## Work instructions
Which lines of the records contain the word "JSON"? Copy each one.

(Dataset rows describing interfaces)
━━━━━━━━━━

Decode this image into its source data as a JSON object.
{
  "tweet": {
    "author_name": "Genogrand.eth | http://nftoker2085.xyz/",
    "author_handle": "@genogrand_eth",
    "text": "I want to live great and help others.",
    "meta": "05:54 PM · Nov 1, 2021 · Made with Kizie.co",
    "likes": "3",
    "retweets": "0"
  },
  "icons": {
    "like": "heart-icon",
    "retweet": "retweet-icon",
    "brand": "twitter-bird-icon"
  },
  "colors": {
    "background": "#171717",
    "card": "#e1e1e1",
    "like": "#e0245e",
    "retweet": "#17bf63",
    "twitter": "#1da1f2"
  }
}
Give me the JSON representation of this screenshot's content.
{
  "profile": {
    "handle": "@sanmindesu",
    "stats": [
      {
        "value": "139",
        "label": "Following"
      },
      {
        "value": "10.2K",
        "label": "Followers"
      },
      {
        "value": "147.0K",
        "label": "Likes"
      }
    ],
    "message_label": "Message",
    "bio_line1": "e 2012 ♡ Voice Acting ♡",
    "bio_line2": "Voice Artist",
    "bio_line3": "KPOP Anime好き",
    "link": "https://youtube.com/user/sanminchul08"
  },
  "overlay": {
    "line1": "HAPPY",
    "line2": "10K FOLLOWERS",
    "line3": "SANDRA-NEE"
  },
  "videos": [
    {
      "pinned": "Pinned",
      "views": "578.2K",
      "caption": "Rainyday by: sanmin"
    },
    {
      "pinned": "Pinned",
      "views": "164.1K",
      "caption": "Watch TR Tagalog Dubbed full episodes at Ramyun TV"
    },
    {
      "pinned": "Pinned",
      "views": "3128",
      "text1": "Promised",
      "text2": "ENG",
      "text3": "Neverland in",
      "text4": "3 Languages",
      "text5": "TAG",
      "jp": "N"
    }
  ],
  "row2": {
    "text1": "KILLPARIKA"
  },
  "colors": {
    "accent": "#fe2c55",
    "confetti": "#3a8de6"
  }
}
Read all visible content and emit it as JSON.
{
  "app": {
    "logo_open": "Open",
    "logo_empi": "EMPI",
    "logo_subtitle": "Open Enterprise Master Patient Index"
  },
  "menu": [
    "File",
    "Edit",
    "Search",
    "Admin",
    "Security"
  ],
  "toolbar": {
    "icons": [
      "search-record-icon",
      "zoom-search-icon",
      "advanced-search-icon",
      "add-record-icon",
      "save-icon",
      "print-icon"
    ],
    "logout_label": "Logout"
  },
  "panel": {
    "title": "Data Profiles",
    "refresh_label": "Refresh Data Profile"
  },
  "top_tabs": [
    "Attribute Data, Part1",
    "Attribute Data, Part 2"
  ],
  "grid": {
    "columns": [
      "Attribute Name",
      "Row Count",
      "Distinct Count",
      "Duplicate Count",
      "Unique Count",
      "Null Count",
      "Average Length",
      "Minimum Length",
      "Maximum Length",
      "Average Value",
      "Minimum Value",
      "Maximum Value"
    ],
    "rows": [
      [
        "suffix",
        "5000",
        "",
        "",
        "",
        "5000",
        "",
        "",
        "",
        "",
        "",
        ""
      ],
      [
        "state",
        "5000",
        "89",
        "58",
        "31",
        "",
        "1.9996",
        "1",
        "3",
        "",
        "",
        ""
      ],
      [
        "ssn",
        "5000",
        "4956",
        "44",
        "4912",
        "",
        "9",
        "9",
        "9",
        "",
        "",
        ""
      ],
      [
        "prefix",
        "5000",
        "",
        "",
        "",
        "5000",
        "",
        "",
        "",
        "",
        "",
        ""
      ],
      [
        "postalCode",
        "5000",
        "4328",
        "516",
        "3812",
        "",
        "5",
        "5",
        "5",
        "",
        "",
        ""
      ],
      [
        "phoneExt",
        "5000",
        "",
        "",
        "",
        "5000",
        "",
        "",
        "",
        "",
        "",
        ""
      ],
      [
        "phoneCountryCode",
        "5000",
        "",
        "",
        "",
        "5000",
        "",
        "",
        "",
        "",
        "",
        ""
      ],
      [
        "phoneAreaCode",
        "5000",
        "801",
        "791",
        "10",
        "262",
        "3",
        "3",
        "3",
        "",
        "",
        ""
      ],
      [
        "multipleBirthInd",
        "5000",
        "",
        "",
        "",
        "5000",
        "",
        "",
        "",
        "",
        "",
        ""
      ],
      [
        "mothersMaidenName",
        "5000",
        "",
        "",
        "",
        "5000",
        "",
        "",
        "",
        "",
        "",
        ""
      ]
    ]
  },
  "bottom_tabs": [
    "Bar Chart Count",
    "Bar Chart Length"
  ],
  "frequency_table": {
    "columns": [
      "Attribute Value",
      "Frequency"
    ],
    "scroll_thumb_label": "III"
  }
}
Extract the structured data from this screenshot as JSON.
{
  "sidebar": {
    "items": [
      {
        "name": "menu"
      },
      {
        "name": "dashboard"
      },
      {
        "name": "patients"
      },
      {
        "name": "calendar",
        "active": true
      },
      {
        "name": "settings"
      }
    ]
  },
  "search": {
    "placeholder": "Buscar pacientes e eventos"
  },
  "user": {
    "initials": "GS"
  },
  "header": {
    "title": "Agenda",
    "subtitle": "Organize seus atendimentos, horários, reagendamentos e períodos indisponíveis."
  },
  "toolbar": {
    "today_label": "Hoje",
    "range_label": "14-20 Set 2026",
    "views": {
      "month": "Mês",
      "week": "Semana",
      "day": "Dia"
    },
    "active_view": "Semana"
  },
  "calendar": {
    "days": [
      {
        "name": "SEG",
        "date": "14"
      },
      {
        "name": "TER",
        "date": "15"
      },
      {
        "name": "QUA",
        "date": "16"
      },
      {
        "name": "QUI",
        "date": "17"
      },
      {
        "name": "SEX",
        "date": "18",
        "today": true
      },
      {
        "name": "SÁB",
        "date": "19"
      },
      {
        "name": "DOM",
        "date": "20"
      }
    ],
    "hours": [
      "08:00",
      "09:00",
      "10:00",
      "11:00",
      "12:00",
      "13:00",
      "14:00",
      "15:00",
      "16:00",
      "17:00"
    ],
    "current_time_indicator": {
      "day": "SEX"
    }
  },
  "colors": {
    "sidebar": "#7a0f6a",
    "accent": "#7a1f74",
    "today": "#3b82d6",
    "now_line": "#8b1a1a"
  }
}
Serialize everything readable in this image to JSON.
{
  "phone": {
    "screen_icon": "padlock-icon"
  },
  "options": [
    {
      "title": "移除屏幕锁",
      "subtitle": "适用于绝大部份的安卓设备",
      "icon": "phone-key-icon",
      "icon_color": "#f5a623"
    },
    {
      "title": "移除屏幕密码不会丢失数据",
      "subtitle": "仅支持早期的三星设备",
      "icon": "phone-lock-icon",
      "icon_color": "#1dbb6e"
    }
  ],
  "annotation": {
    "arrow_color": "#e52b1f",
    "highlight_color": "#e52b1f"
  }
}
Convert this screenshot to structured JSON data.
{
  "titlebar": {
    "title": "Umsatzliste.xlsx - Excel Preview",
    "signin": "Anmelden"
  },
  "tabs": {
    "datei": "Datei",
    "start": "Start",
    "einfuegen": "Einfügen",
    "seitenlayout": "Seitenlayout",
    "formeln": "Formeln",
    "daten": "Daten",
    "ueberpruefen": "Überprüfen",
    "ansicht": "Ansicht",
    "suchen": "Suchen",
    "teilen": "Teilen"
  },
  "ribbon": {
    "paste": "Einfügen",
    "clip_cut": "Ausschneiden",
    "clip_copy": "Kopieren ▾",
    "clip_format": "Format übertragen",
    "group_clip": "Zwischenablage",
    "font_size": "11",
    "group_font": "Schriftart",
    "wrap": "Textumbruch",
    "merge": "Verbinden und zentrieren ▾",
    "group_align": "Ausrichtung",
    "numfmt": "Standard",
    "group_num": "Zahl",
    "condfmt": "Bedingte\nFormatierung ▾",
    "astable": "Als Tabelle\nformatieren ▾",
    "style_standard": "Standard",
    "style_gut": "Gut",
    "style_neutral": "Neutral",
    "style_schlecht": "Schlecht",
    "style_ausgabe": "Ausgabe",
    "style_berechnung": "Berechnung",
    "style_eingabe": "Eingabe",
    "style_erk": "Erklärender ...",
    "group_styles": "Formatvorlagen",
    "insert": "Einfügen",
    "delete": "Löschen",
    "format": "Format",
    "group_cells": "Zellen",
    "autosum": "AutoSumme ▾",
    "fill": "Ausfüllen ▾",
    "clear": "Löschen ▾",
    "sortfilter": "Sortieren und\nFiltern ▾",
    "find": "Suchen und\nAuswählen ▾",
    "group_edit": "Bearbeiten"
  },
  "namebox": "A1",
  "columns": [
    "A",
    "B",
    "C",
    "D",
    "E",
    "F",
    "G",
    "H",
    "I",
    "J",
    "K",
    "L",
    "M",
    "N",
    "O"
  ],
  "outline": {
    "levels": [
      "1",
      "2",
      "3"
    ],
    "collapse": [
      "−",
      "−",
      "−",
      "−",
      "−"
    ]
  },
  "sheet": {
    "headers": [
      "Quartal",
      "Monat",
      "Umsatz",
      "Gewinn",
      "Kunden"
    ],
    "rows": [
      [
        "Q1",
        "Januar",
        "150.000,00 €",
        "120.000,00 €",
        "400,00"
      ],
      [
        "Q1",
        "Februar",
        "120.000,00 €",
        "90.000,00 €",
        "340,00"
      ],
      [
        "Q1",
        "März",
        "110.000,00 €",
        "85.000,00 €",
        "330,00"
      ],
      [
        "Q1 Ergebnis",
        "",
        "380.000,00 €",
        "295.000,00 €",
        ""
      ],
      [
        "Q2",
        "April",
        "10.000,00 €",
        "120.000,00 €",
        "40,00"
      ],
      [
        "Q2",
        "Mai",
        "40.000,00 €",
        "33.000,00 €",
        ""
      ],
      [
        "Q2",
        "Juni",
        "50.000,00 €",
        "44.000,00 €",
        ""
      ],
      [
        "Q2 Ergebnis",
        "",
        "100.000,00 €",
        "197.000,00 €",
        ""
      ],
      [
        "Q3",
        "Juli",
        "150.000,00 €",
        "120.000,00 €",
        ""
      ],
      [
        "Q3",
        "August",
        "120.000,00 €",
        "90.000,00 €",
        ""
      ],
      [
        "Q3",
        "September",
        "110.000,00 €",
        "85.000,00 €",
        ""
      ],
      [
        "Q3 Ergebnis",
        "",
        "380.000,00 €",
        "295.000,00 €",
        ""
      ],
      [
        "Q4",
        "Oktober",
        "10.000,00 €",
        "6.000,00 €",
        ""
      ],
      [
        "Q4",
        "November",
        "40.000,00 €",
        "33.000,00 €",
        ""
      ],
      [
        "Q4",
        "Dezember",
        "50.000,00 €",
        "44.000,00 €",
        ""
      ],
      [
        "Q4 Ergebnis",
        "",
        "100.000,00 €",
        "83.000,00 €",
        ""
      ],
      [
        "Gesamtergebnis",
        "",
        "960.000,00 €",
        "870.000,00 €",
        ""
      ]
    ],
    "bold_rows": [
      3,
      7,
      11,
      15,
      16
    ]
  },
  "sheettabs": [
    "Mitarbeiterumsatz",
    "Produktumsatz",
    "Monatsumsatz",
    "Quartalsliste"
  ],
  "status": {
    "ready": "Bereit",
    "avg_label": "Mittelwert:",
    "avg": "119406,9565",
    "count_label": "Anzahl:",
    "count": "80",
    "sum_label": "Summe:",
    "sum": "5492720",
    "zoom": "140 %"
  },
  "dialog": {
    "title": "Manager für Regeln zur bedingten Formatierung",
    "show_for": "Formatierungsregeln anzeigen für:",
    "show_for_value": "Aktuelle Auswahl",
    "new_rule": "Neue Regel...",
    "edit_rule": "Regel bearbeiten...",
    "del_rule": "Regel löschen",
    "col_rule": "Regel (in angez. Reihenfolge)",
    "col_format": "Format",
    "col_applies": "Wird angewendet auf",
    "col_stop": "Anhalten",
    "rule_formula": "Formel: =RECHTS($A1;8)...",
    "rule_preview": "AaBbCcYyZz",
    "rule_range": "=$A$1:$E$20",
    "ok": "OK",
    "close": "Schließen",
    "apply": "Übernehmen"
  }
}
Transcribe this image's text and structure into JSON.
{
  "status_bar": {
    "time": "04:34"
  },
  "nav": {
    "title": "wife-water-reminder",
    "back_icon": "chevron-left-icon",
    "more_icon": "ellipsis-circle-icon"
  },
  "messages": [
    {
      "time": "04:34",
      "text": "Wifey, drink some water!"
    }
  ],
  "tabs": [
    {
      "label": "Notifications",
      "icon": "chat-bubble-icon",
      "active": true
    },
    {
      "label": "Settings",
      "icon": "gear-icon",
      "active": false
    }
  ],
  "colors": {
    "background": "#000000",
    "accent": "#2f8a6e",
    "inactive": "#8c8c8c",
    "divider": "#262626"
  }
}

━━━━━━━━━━

## Answer to this exercise
Decode this image into its source data as a JSON object.
Give me the JSON representation of this screenshot's content.
Read all visible content and emit it as JSON.
Extract the structured data from this screenshot as JSON.
Serialize everything readable in this image to JSON.
Convert this screenshot to structured JSON data.
Transcribe this image's text and structure into JSON.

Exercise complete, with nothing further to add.